Once your doctor orders the test, he or she will collect a saliva or blood sample and send it off to the genetic testing lab. To provide a blood sample, expect the same kind of simple blood draw that is done for any other kind of common blood test.

Discuss
the results.

It can take several months to receive the results from your genetic test. Discussing the results with a genetic counselor or a health care professional will provide you the insight needed to determine your next steps.

Genetic Testing for Retinal Diseases is a helpful reference guide developed in partnership with retinal disease advocates with more detailed information about genetic testing and to answer frequently asked questions about genetic testing.

From the Experts: A Professional’s Perspective
Photo of Dr. Dawn DeCarlo

In the words of Dr. Dawn DeCarlo…

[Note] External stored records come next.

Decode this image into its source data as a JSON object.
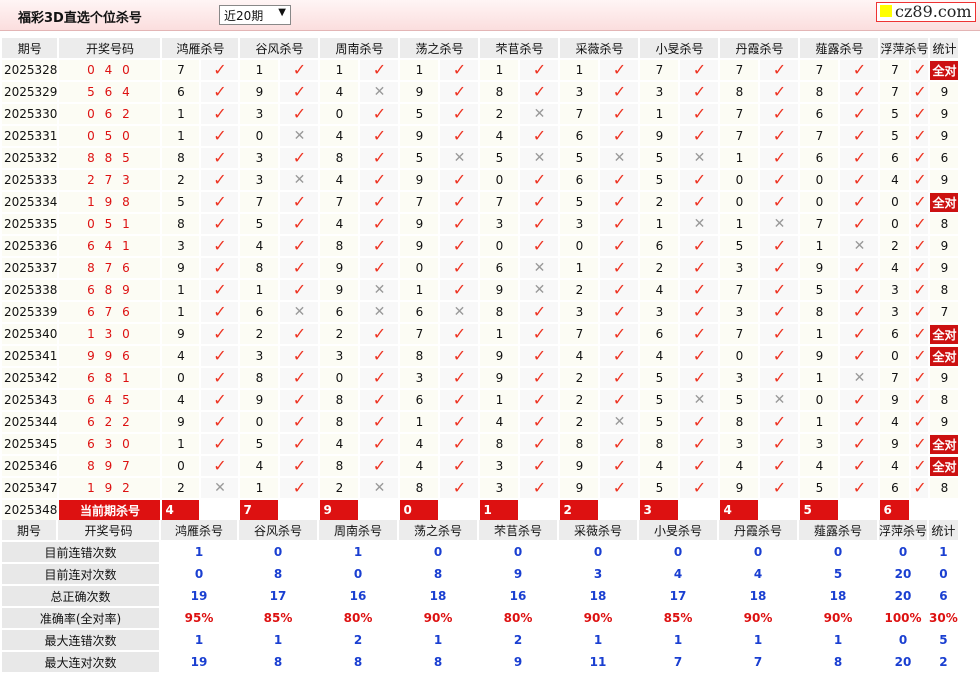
{
  "header": {
    "title": "福彩3D直选个位杀号",
    "period_select": "近20期",
    "logo_text": "cz89.com"
  },
  "columns": {
    "issue": "期号",
    "draw": "开奖号码",
    "stats": "统计",
    "experts": [
      "鸿雁杀号",
      "谷风杀号",
      "周南杀号",
      "荡之杀号",
      "芣苢杀号",
      "采薇杀号",
      "小旻杀号",
      "丹霞杀号",
      "薤露杀号",
      "浮萍杀号"
    ]
  },
  "rows": [
    {
      "issue": "2025328",
      "draw": "0 4 0",
      "kills": [
        "7",
        "1",
        "1",
        "1",
        "1",
        "1",
        "7",
        "7",
        "7",
        "7"
      ],
      "hits": [
        1,
        1,
        1,
        1,
        1,
        1,
        1,
        1,
        1,
        1
      ],
      "stat": "全对"
    },
    {
      "issue": "2025329",
      "draw": "5 6 4",
      "kills": [
        "6",
        "9",
        "4",
        "9",
        "8",
        "3",
        "3",
        "8",
        "8",
        "7"
      ],
      "hits": [
        1,
        1,
        0,
        1,
        1,
        1,
        1,
        1,
        1,
        1
      ],
      "stat": "9"
    },
    {
      "issue": "2025330",
      "draw": "0 6 2",
      "kills": [
        "1",
        "3",
        "0",
        "5",
        "2",
        "7",
        "1",
        "7",
        "6",
        "5"
      ],
      "hits": [
        1,
        1,
        1,
        1,
        0,
        1,
        1,
        1,
        1,
        1
      ],
      "stat": "9"
    },
    {
      "issue": "2025331",
      "draw": "0 5 0",
      "kills": [
        "1",
        "0",
        "4",
        "9",
        "4",
        "6",
        "9",
        "7",
        "7",
        "5"
      ],
      "hits": [
        1,
        0,
        1,
        1,
        1,
        1,
        1,
        1,
        1,
        1
      ],
      "stat": "9"
    },
    {
      "issue": "2025332",
      "draw": "8 8 5",
      "kills": [
        "8",
        "3",
        "8",
        "5",
        "5",
        "5",
        "5",
        "1",
        "6",
        "6"
      ],
      "hits": [
        1,
        1,
        1,
        0,
        0,
        0,
        0,
        1,
        1,
        1
      ],
      "stat": "6"
    },
    {
      "issue": "2025333",
      "draw": "2 7 3",
      "kills": [
        "2",
        "3",
        "4",
        "9",
        "0",
        "6",
        "5",
        "0",
        "0",
        "4"
      ],
      "hits": [
        1,
        0,
        1,
        1,
        1,
        1,
        1,
        1,
        1,
        1
      ],
      "stat": "9"
    },
    {
      "issue": "2025334",
      "draw": "1 9 8",
      "kills": [
        "5",
        "7",
        "7",
        "7",
        "7",
        "5",
        "2",
        "0",
        "0",
        "0"
      ],
      "hits": [
        1,
        1,
        1,
        1,
        1,
        1,
        1,
        1,
        1,
        1
      ],
      "stat": "全对"
    },
    {
      "issue": "2025335",
      "draw": "0 5 1",
      "kills": [
        "8",
        "5",
        "4",
        "9",
        "3",
        "3",
        "1",
        "1",
        "7",
        "0"
      ],
      "hits": [
        1,
        1,
        1,
        1,
        1,
        1,
        0,
        0,
        1,
        1
      ],
      "stat": "8"
    },
    {
      "issue": "2025336",
      "draw": "6 4 1",
      "kills": [
        "3",
        "4",
        "8",
        "9",
        "0",
        "0",
        "6",
        "5",
        "1",
        "2"
      ],
      "hits": [
        1,
        1,
        1,
        1,
        1,
        1,
        1,
        1,
        0,
        1
      ],
      "stat": "9"
    },
    {
      "issue": "2025337",
      "draw": "8 7 6",
      "kills": [
        "9",
        "8",
        "9",
        "0",
        "6",
        "1",
        "2",
        "3",
        "9",
        "4"
      ],
      "hits": [
        1,
        1,
        1,
        1,
        0,
        1,
        1,
        1,
        1,
        1
      ],
      "stat": "9"
    },
    {
      "issue": "2025338",
      "draw": "6 8 9",
      "kills": [
        "1",
        "1",
        "9",
        "1",
        "9",
        "2",
        "4",
        "7",
        "5",
        "3"
      ],
      "hits": [
        1,
        1,
        0,
        1,
        0,
        1,
        1,
        1,
        1,
        1
      ],
      "stat": "8"
    },
    {
      "issue": "2025339",
      "draw": "6 7 6",
      "kills": [
        "1",
        "6",
        "6",
        "6",
        "8",
        "3",
        "3",
        "3",
        "8",
        "3"
      ],
      "hits": [
        1,
        0,
        0,
        0,
        1,
        1,
        1,
        1,
        1,
        1
      ],
      "stat": "7"
    },
    {
      "issue": "2025340",
      "draw": "1 3 0",
      "kills": [
        "9",
        "2",
        "2",
        "7",
        "1",
        "7",
        "6",
        "7",
        "1",
        "6"
      ],
      "hits": [
        1,
        1,
        1,
        1,
        1,
        1,
        1,
        1,
        1,
        1
      ],
      "stat": "全对"
    },
    {
      "issue": "2025341",
      "draw": "9 9 6",
      "kills": [
        "4",
        "3",
        "3",
        "8",
        "9",
        "4",
        "4",
        "0",
        "9",
        "0"
      ],
      "hits": [
        1,
        1,
        1,
        1,
        1,
        1,
        1,
        1,
        1,
        1
      ],
      "stat": "全对"
    },
    {
      "issue": "2025342",
      "draw": "6 8 1",
      "kills": [
        "0",
        "8",
        "0",
        "3",
        "9",
        "2",
        "5",
        "3",
        "1",
        "7"
      ],
      "hits": [
        1,
        1,
        1,
        1,
        1,
        1,
        1,
        1,
        0,
        1
      ],
      "stat": "9"
    },
    {
      "issue": "2025343",
      "draw": "6 4 5",
      "kills": [
        "4",
        "9",
        "8",
        "6",
        "1",
        "2",
        "5",
        "5",
        "0",
        "9"
      ],
      "hits": [
        1,
        1,
        1,
        1,
        1,
        1,
        0,
        0,
        1,
        1
      ],
      "stat": "8"
    },
    {
      "issue": "2025344",
      "draw": "6 2 2",
      "kills": [
        "9",
        "0",
        "8",
        "1",
        "4",
        "2",
        "5",
        "8",
        "1",
        "4"
      ],
      "hits": [
        1,
        1,
        1,
        1,
        1,
        0,
        1,
        1,
        1,
        1
      ],
      "stat": "9"
    },
    {
      "issue": "2025345",
      "draw": "6 3 0",
      "kills": [
        "1",
        "5",
        "4",
        "4",
        "8",
        "8",
        "8",
        "3",
        "3",
        "9"
      ],
      "hits": [
        1,
        1,
        1,
        1,
        1,
        1,
        1,
        1,
        1,
        1
      ],
      "stat": "全对"
    },
    {
      "issue": "2025346",
      "draw": "8 9 7",
      "kills": [
        "0",
        "4",
        "8",
        "4",
        "3",
        "9",
        "4",
        "4",
        "4",
        "4"
      ],
      "hits": [
        1,
        1,
        1,
        1,
        1,
        1,
        1,
        1,
        1,
        1
      ],
      "stat": "全对"
    },
    {
      "issue": "2025347",
      "draw": "1 9 2",
      "kills": [
        "2",
        "1",
        "2",
        "8",
        "3",
        "9",
        "5",
        "9",
        "5",
        "6"
      ],
      "hits": [
        0,
        1,
        0,
        1,
        1,
        1,
        1,
        1,
        1,
        1
      ],
      "stat": "8"
    }
  ],
  "current": {
    "issue": "2025348",
    "label": "当前期杀号",
    "kills": [
      "4",
      "7",
      "9",
      "0",
      "1",
      "2",
      "3",
      "4",
      "5",
      "6"
    ]
  },
  "stats": [
    {
      "label": "目前连错次数",
      "values": [
        "1",
        "0",
        "1",
        "0",
        "0",
        "0",
        "0",
        "0",
        "0",
        "0"
      ],
      "total": "1",
      "color": "blue"
    },
    {
      "label": "目前连对次数",
      "values": [
        "0",
        "8",
        "0",
        "8",
        "9",
        "3",
        "4",
        "4",
        "5",
        "20"
      ],
      "total": "0",
      "color": "blue"
    },
    {
      "label": "总正确次数",
      "values": [
        "19",
        "17",
        "16",
        "18",
        "16",
        "18",
        "17",
        "18",
        "18",
        "20"
      ],
      "total": "6",
      "color": "blue"
    },
    {
      "label": "准确率(全对率)",
      "values": [
        "95%",
        "85%",
        "80%",
        "90%",
        "80%",
        "90%",
        "85%",
        "90%",
        "90%",
        "100%"
      ],
      "total": "30%",
      "color": "red"
    },
    {
      "label": "最大连错次数",
      "values": [
        "1",
        "1",
        "2",
        "1",
        "2",
        "1",
        "1",
        "1",
        "1",
        "0"
      ],
      "total": "5",
      "color": "blue"
    },
    {
      "label": "最大连对次数",
      "values": [
        "19",
        "8",
        "8",
        "8",
        "9",
        "11",
        "7",
        "7",
        "8",
        "20"
      ],
      "total": "2",
      "color": "blue"
    }
  ],
  "icons": {
    "hit": "checkmark-icon",
    "miss": "cross-icon"
  },
  "colors": {
    "accent": "#d11111",
    "blue": "#1a3fd1"
  }
}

“Inherited Retinal Diseases can be difficult to diagnose – especially in early stage – but genetic testing can help solidify a diagnosis. You might be wondering, ‘Why is this important, and do patients really need genetic testing if there’s no treatment currently available?’

Many of these conditions are rare and present similarly, so it’s not uncommon for patients with IRDs to have a generic (for example, rod dysfunction) or a wrong diagnosis at some point in their lives. Just knowing what specific, accurate diagnosis a patient has can make a huge difference for them in how they think of their disease. Genetic testing provides answers, not only for patients but for their family members too. Many of my patients want to be tested so that they can be more sure of the inheritance pattern.

Genetic testing puts an end to the guessing. Being able to give your patients the resources to get genetically tested gives them disease education and peace of mind, and it also puts them on a path to being their own best advocate as new clinical trials become available.

In my work in low vision rehabilitation, I’ve seen the challenges faced by patients from a health care provider’s perspective, and I urge others to encourage their patients to seek genetic testing. Saying ‘There’s nothing to be done’ can no longer be an option. Offering patients information about genetic testing or referral to a resource for testing is one more way low vision rehabilitation practitioners can empower their patients.”

Dr. Dawn DeCarlo, University of Alabama Birmingham (UAB) Department of Ophthalmology and Visual Sciences. In addition to serving as a professor and director of the Center for Low Vision Rehabilitation (CLVR) at UAB, a center for low vision rehabilitation and genetic testing, Dr. DeCarlo is a strong advocate for genetic testing for people living with IRDs. She is a Fellow of the American Academy of Optometry and a Diplomate of the Low Vision Section.

Learn more about IRDs, the IRD community and advances in science for IRDs at www.aSharedVision.com.

This is only general information about genetic testing. Each person’s situation and experience will vary. Always consult your health care professional when making decisions about eye health or genetic testing.